Remember three facts about people:
- People will be far more receptive to you if they know that you understand them.
- People will be far more receptive to you if they respect you.
- People are far more willing to change their mind if you manage to get their pride and ego out of the way.
So make sure that you let them know you understand them, earn their respect, and don’t proceed in a way that attacks their pride and ego.
Be indirect, diplomatic, and friendly.
Of course, changing people’s minds is another article in itself, and if you’re interested, I would highly recommend reading Part 3 of the unrevised edition of How to Win Friends and Influence People (twelve ways to win people to your way of thinking).
How to Break The Habit of Arguing
At the end of the day, argumentation as a habit is widespread because of biological instincts. But with some conscious effort, you can get over your first instinct to fight!

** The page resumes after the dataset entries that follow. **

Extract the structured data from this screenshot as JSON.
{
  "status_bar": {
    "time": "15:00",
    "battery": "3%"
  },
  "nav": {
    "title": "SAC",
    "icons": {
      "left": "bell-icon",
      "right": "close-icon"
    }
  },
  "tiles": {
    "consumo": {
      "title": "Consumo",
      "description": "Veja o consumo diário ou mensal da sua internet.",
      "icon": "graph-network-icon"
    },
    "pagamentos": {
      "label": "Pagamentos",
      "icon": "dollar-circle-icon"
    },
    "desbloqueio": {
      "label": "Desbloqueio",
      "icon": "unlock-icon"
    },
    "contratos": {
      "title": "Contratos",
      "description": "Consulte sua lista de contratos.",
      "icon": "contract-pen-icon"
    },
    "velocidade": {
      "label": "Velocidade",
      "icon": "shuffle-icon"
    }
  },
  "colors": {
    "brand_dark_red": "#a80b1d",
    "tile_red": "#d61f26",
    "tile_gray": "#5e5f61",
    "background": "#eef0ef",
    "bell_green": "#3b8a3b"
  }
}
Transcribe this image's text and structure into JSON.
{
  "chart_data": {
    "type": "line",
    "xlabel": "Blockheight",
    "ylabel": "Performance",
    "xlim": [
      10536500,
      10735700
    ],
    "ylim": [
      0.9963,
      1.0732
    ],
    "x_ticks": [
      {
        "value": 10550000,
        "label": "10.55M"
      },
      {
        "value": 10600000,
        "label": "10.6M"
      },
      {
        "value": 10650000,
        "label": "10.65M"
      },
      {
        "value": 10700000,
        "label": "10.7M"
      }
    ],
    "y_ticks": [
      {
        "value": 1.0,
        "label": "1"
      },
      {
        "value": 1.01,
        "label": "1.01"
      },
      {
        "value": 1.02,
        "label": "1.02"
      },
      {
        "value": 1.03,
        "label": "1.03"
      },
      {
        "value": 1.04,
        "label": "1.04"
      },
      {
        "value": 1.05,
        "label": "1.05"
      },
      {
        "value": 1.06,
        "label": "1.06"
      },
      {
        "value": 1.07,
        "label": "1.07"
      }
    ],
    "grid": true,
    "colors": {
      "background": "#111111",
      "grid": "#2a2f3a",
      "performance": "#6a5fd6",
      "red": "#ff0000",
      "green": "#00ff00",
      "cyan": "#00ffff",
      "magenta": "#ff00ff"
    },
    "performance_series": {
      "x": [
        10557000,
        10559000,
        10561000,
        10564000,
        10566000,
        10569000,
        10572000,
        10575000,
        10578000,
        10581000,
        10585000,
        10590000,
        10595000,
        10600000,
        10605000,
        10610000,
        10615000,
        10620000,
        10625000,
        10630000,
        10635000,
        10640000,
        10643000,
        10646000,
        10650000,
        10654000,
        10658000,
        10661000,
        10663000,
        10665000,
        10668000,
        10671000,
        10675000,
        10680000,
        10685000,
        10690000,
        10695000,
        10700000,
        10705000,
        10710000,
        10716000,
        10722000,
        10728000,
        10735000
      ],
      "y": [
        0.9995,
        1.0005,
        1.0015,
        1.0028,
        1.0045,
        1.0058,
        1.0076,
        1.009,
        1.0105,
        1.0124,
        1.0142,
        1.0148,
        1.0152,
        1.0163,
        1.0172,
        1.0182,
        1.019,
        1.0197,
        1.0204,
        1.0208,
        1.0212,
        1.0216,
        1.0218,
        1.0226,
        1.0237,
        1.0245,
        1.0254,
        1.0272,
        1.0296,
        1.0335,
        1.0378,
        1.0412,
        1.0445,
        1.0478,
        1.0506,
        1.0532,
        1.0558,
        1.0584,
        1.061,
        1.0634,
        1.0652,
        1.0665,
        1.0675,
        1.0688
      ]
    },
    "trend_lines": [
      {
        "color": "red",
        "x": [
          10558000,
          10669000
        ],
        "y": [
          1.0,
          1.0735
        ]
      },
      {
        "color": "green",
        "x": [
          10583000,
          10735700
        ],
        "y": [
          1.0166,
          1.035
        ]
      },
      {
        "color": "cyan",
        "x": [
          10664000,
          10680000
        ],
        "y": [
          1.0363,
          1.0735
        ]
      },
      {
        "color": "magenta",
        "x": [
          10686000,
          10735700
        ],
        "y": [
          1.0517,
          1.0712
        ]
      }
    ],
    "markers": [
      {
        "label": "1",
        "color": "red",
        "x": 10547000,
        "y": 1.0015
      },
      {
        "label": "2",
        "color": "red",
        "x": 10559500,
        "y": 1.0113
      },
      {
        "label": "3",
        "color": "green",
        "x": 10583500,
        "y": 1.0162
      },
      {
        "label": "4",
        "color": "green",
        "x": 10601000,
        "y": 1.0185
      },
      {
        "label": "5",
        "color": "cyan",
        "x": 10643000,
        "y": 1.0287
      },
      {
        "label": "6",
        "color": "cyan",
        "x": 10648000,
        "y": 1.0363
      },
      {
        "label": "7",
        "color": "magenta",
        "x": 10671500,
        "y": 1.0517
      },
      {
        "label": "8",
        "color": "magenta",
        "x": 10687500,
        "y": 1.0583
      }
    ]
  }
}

And it’ll prove to be very rewarding not just for your career and personal relationships, but also for your own well being and happiness.
Because LMM is a website of action, not empty theory – we’re going to do a 30-day challenge on this one.
We’re going to break this habit of getting into pointless arguments, and this is how we’ll do it:
For the next 30 days:
Every time you get into an argument, ask yourself this question:
“If I win this argument, what will I gain?”
If the answer is “nothing worthwhile”, you MUST agree with the other person. A simple “Hmm, that makes sense, I agree” will often suffice.
If the other person elaborates on and on, you will nod and agree (even when you KNOW they are wrong).
If you catch yourself in the middle of an argument, you will stop and say, “Hmm, Now that I think about it, I suppose you are right! I think I agree with you!” and nudge them into talking more and more.
This must not be done in a snide or sarcastic way – it must be done sincerely so that the other person
feels knows that you agree and that you’re on “his side”.
You are not lying to people; you are simply just giving them the privilege of having their opinion uncontested and saving yourself time and energy.
It’s the only sensible thing to do.
Do this for 30 days, and see the difference it makes to your life and relationships.
That’s all for today.
P.S. if you’re looking for a structured program to help you be more productive, to improve your discipline, and to help you be the best version of yourself possible, check out Live Intentionally: Discipline, Mindset, Direction – A 90 Day Self-Project.